##### Extracted information #####

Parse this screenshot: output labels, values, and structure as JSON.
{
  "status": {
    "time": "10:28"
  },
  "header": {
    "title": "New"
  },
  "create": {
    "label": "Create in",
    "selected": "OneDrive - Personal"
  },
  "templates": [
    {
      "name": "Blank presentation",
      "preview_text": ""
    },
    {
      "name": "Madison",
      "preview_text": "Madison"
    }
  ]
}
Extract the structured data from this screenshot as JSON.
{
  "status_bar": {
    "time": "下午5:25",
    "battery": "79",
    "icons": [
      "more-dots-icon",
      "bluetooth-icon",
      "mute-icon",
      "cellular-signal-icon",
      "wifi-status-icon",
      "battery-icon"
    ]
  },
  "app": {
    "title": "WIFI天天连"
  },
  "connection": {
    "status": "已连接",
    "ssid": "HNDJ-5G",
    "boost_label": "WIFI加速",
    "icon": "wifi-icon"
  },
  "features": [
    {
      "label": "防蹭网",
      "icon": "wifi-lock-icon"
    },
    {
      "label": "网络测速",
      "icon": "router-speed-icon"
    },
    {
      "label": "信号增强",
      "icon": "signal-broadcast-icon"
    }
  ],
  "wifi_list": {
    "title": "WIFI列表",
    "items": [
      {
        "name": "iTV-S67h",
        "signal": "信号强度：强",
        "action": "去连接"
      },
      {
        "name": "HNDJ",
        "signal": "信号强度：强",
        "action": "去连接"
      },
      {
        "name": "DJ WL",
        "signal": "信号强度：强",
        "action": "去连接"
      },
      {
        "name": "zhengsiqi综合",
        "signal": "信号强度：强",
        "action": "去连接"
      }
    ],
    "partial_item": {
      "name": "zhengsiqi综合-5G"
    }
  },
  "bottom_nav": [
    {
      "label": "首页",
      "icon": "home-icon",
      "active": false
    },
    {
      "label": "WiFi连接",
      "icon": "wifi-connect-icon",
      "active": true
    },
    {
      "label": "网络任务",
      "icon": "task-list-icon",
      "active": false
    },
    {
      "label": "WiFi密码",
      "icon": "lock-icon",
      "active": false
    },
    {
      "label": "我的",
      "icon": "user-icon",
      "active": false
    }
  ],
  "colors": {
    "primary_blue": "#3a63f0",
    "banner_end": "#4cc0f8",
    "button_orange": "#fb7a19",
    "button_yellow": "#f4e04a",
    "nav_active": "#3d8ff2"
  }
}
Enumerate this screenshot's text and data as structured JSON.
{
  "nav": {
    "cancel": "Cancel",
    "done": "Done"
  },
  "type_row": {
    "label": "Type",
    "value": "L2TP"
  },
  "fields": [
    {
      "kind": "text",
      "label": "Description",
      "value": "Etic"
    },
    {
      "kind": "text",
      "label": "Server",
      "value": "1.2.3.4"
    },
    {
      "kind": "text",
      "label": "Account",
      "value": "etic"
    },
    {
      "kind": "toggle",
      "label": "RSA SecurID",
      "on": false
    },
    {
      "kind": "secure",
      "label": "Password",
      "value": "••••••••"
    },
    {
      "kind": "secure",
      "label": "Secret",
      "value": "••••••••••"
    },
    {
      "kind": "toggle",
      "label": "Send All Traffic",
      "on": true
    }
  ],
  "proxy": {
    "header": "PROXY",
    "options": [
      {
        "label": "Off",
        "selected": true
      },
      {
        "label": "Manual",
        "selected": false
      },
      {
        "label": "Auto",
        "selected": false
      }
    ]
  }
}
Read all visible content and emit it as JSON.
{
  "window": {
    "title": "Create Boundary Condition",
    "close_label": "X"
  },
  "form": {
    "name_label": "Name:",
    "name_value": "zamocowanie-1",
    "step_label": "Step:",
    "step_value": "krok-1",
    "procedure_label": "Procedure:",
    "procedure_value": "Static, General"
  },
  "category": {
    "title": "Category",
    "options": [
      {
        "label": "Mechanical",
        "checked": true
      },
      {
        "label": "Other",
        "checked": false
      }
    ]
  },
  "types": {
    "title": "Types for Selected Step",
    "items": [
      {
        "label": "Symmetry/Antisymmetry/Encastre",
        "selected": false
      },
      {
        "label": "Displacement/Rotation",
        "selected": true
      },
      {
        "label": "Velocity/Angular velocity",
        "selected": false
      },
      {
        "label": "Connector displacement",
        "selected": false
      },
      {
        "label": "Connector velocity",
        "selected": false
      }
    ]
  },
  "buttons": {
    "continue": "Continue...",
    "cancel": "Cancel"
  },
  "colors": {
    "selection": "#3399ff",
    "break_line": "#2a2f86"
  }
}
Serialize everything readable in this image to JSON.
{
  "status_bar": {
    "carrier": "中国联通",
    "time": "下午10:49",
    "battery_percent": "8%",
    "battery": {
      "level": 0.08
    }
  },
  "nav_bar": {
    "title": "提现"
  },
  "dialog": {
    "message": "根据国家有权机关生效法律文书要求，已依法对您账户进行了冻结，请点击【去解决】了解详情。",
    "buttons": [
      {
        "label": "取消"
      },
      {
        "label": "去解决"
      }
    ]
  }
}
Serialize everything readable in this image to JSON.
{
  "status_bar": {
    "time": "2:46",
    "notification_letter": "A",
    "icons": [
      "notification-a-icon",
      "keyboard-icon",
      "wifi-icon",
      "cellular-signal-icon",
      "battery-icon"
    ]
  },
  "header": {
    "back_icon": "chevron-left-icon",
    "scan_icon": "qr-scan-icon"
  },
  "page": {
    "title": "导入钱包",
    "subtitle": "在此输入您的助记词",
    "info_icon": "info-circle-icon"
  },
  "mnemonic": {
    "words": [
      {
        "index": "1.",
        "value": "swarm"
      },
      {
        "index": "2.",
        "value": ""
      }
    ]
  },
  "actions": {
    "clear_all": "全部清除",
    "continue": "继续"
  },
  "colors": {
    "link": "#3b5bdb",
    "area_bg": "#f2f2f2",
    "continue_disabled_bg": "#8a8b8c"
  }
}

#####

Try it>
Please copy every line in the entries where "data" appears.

Answer for this exercise>
Extract the structured data from this screenshot as JSON.
Enumerate this screenshot's text and data as structured JSON.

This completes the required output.